Source information:
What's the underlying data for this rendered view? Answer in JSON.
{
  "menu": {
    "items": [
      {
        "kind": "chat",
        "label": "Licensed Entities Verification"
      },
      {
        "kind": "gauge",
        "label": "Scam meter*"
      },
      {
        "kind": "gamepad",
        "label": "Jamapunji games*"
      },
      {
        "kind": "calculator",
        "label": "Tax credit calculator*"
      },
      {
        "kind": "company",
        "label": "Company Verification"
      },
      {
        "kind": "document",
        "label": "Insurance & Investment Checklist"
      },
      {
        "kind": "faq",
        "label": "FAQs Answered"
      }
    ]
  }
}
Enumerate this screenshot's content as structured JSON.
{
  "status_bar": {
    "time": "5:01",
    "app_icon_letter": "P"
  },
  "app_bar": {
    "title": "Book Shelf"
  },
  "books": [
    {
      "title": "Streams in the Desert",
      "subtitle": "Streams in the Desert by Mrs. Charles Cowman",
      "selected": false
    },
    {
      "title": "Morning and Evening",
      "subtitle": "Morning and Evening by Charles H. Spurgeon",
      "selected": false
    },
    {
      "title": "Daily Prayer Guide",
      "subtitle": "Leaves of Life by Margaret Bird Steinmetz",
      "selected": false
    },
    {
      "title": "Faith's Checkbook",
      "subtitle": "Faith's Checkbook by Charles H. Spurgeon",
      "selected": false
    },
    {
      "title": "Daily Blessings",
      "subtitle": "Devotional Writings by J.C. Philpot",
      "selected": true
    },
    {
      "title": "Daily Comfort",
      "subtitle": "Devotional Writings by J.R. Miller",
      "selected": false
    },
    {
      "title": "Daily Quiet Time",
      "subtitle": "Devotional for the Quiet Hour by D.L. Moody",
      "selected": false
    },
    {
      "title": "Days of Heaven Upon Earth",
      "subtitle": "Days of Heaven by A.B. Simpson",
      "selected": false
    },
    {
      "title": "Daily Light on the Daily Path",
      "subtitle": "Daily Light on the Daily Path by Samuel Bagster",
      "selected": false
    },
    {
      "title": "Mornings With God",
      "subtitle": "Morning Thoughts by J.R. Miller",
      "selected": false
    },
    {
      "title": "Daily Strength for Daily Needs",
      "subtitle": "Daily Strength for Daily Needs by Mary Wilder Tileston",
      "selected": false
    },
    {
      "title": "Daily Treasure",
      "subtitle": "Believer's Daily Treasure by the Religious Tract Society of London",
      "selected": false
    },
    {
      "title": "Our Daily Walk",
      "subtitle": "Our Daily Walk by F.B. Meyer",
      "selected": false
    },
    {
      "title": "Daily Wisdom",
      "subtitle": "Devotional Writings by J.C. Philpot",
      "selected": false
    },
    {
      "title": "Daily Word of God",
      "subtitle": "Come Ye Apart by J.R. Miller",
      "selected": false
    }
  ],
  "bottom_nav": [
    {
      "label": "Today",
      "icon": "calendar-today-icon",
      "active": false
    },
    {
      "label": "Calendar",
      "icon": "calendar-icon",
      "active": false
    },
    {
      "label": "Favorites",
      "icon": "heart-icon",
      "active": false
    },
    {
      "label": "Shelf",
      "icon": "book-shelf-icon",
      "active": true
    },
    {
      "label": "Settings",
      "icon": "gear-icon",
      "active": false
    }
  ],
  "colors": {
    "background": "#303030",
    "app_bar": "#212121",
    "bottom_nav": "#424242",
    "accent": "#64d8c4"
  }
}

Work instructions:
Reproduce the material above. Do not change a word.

Answer box:
What's the underlying data for this rendered view? Answer in JSON.
{
  "menu": {
    "items": [
      {
        "kind": "chat",
        "label": "Licensed Entities Verification"
      },
      {
        "kind": "gauge",
        "label": "Scam meter*"
      },
      {
        "kind": "gamepad",
        "label": "Jamapunji games*"
      },
      {
        "kind": "calculator",
        "label": "Tax credit calculator*"
      },
      {
        "kind": "company",
        "label": "Company Verification"
      },
      {
        "kind": "document",
        "label": "Insurance & Investment Checklist"
      },
      {
        "kind": "faq",
        "label": "FAQs Answered"
      }
    ]
  }
}
Enumerate this screenshot's content as structured JSON.
{
  "status_bar": {
    "time": "5:01",
    "app_icon_letter": "P"
  },
  "app_bar": {
    "title": "Book Shelf"
  },
  "books": [
    {
      "title": "Streams in the Desert",
      "subtitle": "Streams in the Desert by Mrs. Charles Cowman",
      "selected": false
    },
    {
      "title": "Morning and Evening",
      "subtitle": "Morning and Evening by Charles H. Spurgeon",
      "selected": false
    },
    {
      "title": "Daily Prayer Guide",
      "subtitle": "Leaves of Life by Margaret Bird Steinmetz",
      "selected": false
    },
    {
      "title": "Faith's Checkbook",
      "subtitle": "Faith's Checkbook by Charles H. Spurgeon",
      "selected": false
    },
    {
      "title": "Daily Blessings",
      "subtitle": "Devotional Writings by J.C. Philpot",
      "selected": true
    },
    {
      "title": "Daily Comfort",
      "subtitle": "Devotional Writings by J.R. Miller",
      "selected": false
    },
    {
      "title": "Daily Quiet Time",
      "subtitle": "Devotional for the Quiet Hour by D.L. Moody",
      "selected": false
    },
    {
      "title": "Days of Heaven Upon Earth",
      "subtitle": "Days of Heaven by A.B. Simpson",
      "selected": false
    },
    {
      "title": "Daily Light on the Daily Path",
      "subtitle": "Daily Light on the Daily Path by Samuel Bagster",
      "selected": false
    },
    {
      "title": "Mornings With God",
      "subtitle": "Morning Thoughts by J.R. Miller",
      "selected": false
    },
    {
      "title": "Daily Strength for Daily Needs",
      "subtitle": "Daily Strength for Daily Needs by Mary Wilder Tileston",
      "selected": false
    },
    {
      "title": "Daily Treasure",
      "subtitle": "Believer's Daily Treasure by the Religious Tract Society of London",
      "selected": false
    },
    {
      "title": "Our Daily Walk",
      "subtitle": "Our Daily Walk by F.B. Meyer",
      "selected": false
    },
    {
      "title": "Daily Wisdom",
      "subtitle": "Devotional Writings by J.C. Philpot",
      "selected": false
    },
    {
      "title": "Daily Word of God",
      "subtitle": "Come Ye Apart by J.R. Miller",
      "selected": false
    }
  ],
  "bottom_nav": [
    {
      "label": "Today",
      "icon": "calendar-today-icon",
      "active": false
    },
    {
      "label": "Calendar",
      "icon": "calendar-icon",
      "active": false
    },
    {
      "label": "Favorites",
      "icon": "heart-icon",
      "active": false
    },
    {
      "label": "Shelf",
      "icon": "book-shelf-icon",
      "active": true
    },
    {
      "label": "Settings",
      "icon": "gear-icon",
      "active": false
    }
  ],
  "colors": {
    "background": "#303030",
    "app_bar": "#212121",
    "bottom_nav": "#424242",
    "accent": "#64d8c4"
  }
}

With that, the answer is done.